» PROBLEM:
Going through the material below, please gather all lines with the word "icon" in them.

(Beginning of EXERCISE INPUTS)

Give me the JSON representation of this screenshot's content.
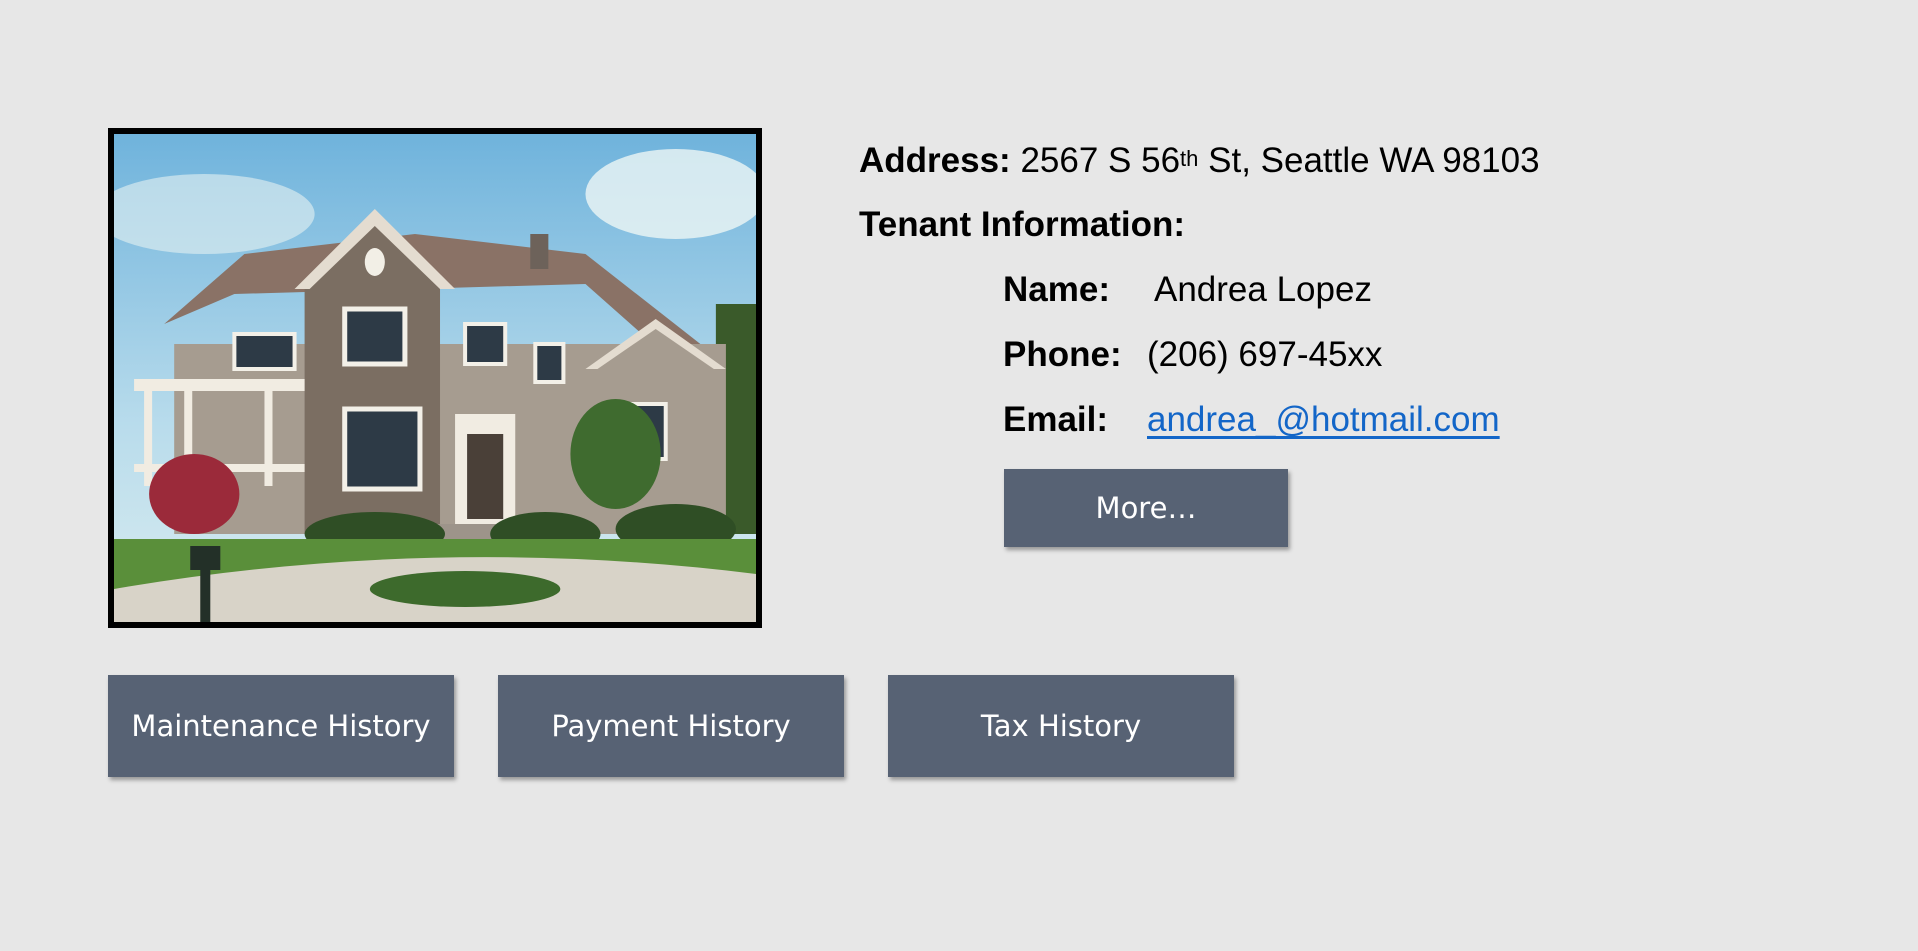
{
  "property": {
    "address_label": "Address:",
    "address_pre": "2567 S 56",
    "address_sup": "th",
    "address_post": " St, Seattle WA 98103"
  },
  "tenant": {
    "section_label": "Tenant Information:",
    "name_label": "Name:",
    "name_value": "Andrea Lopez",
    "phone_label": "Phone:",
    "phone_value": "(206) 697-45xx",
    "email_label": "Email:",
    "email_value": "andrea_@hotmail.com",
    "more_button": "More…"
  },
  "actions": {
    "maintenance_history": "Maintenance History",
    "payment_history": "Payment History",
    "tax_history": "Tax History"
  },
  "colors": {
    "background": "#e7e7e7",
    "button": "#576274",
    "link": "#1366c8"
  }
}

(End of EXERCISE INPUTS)
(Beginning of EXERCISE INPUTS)

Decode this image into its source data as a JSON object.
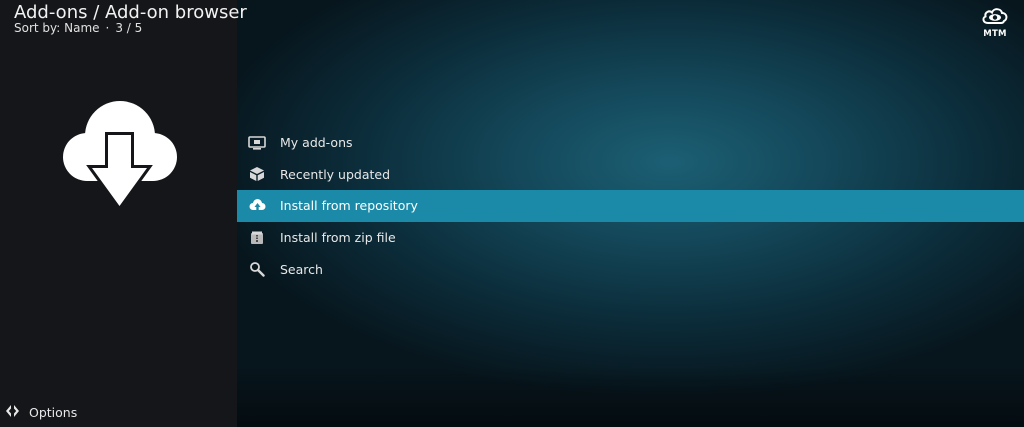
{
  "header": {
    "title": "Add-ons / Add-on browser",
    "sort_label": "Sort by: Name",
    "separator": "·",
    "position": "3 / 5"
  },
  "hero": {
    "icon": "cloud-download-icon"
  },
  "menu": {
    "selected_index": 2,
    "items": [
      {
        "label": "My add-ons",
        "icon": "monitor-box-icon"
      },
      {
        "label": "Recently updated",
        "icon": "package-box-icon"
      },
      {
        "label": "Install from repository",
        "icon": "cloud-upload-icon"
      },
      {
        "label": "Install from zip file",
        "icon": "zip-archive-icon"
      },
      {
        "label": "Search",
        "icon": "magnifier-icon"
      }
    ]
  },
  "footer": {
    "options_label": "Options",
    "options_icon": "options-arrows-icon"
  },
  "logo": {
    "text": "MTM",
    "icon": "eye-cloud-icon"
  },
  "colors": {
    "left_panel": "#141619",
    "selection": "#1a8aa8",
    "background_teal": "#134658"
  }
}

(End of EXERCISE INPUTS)

» EXERCISE OUTPUT:
    "icon": "cloud-download-icon"
        "icon": "monitor-box-icon"
        "icon": "package-box-icon"
        "icon": "cloud-upload-icon"
        "icon": "zip-archive-icon"
        "icon": "magnifier-icon"
    "options_icon": "options-arrows-icon"
    "icon": "eye-cloud-icon"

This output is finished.